In the Morelli case, the State originally charged the defendant with 1st-degree reckless manslaughter, 3rd-degree arson, and 3 counts of 1st-degree reckless endangerment. The aggregate of these charges equals 33 years in prison. In my opinion, because the charges are so factually similar, I believe the true exposure would have been 20 years, the maximum period of incarceration on the 1st degree reckless manslaughter. This is based on the legal doctrine of merger and concurrent sentencing.

This is a very important factor, in my opinion, that the plea agreement was fair. Since the possible sentence range for a class B Felony is 1 year to 20 years, after a trial, the judge could sentence Mr. Morelli less than the maximum 20 years after a balance of the aggravating and mitigating factors of the case. While I am not privy to the 19-year-old defendant’s criminal history, I would assume this is his first conviction or he has a minimal criminal history. This factor would work to his benefit if the judge had to sentence him within the range of 1 year to 20 years, even after trial.

Another important factor to my opinion that the plea agreement was fair is the final resolution of the case without a trial or appeal. There certainly are no guarantees at trial and securing convictions at trial for a prosecutor is not easy. The State has the ultimate burden of proof which is beyond a reasonable doubt. This is even more difficult in a very difficult reckless manslaughter case which will turn on complex legal definitions such as “under circumstances evincing an extreme indifference to human life”, “recklessly”, and “grave risk of death”. Additionally, a plea eliminates the need for tense questioning, emotional arguments, and gruesome photographs. During a trial, victims are often forced to relive tragedy and heartache day after day. Finally, the plea resolution eliminates the lengthy appeals and the risk of reversal and retrial.

Furthermore, the victim’s mother had the opportunity to speak at the time of the plea and the judge hearing the case could have rejected the terms of the plea agreement. Instead, the judge commented that deal was “fair and just”.

I, admittedly, do not have access to the police reports and the investigation. Therefore, I am somewhat limited by the news reports and other facts learned through the media. However, I do think, based on the information I do know, that the plea offer extended and accepted by the judge was fair as discussed with Elizabeth Hasselback and Heather Hansen.

Additionally, while the victim or the victim’s family can’t reject a prosecutor’s plea offer, they do have some rights which can be found in the State’s victim’s rights bill of rights. Both Connecticut and New Jersey which include:

• They be treated fairly and respectfully;
• The case be completed in a timely manner;
• They be protected from the accused;
• Be told of court dates;
• Attend trial and proceedings;
• Talk to the prosecutor about the case;
• Have a chance to agree or disagree with any plea agreement and to make a statement to the court, at sentencing, if the court accepts the plea;
• Speak at sentencing;

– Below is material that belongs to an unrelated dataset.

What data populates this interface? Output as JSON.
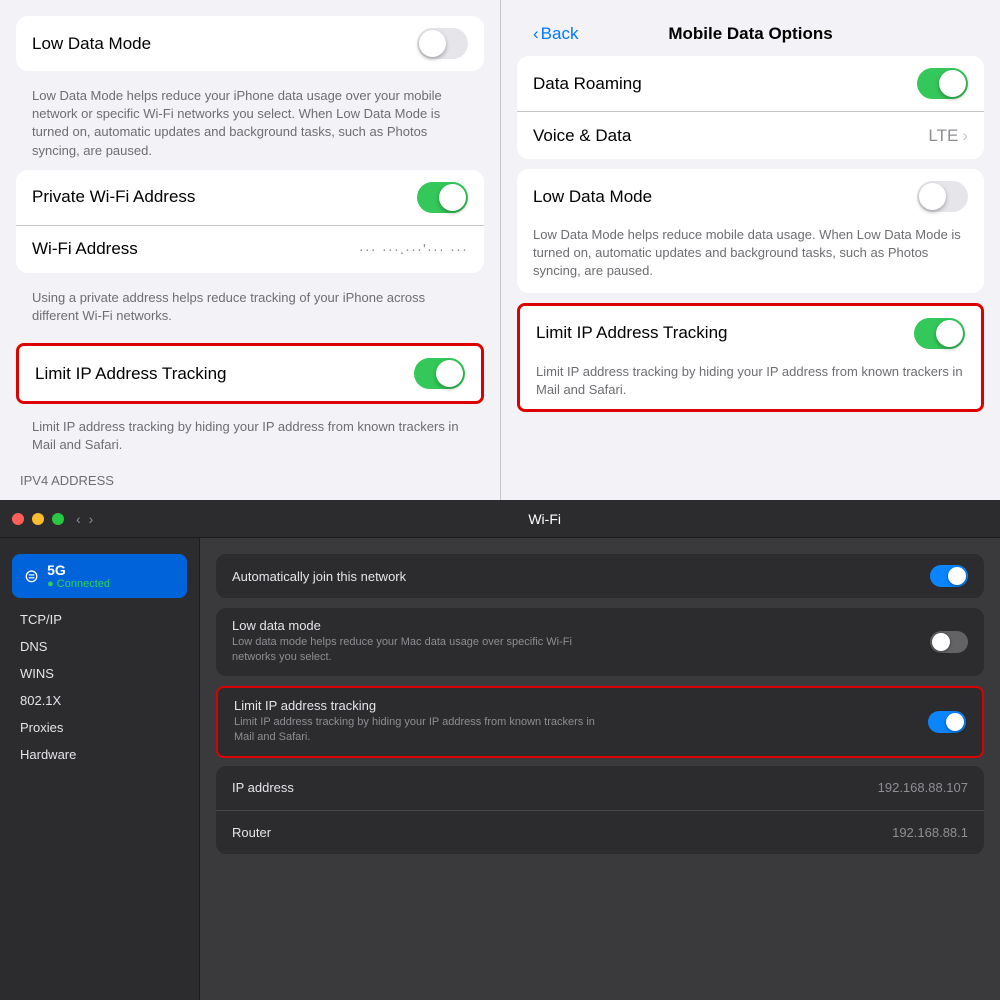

Finally, some may argue that the defendant should have been charged with or pled guilty other crimes such as murder, arson or felony murder related to the arson. I disagree with those arguments. The evidence clearly supports that Mr. Morelli was attempting to wake up his friend by throwing a firework into the room. As discussed in the debate, the defendant’s intent is critical here. The arson and murder charges would have required the purpose to burn down the structure or kill the victim. This would be very difficult to prove considering this was the defendant’s friend’s home and it was a very bad joke that led to tragedy.